Problem statement » Go through the data and copy every line in which "YEARS" appears.

Recorded data:
※
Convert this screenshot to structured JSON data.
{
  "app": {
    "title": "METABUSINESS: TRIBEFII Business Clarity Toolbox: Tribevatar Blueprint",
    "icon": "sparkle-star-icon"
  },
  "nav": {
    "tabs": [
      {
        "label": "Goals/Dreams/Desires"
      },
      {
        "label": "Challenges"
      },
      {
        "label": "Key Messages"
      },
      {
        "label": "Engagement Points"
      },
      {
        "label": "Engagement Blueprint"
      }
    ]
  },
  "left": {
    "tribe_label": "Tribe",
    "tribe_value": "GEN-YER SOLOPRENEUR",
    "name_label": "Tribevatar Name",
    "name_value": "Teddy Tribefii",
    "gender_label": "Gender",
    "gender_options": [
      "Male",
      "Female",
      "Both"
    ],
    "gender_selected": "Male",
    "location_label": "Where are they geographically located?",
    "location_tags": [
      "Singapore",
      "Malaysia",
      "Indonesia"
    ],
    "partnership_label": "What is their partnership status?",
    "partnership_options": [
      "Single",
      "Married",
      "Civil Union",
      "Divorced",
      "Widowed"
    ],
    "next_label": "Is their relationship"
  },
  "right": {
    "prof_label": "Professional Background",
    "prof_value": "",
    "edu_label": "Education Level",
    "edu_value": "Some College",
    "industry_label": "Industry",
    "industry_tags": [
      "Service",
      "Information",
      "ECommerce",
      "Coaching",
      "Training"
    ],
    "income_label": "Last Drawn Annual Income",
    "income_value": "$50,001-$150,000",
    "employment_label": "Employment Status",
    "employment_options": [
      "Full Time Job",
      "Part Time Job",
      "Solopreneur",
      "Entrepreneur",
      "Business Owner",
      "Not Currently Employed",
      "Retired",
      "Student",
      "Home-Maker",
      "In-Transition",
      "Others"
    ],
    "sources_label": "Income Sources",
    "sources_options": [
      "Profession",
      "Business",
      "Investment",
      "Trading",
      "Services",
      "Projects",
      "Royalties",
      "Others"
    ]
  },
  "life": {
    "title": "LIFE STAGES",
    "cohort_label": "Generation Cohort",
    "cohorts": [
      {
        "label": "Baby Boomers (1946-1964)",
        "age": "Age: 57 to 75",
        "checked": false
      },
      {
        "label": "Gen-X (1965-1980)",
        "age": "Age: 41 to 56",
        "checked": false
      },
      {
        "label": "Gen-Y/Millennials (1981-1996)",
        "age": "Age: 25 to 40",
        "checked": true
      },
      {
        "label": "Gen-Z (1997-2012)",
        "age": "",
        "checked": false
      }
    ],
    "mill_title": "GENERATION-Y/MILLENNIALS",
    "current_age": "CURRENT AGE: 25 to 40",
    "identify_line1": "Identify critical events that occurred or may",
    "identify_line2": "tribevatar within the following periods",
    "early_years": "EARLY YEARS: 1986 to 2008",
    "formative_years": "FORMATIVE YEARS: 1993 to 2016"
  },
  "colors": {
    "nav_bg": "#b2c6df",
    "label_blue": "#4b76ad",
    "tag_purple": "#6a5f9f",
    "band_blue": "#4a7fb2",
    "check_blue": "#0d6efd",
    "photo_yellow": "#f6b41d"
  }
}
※
Response »
    "early_years": "EARLY YEARS: 1986 to 2008",
    "formative_years": "FORMATIVE YEARS: 1993 to 2016"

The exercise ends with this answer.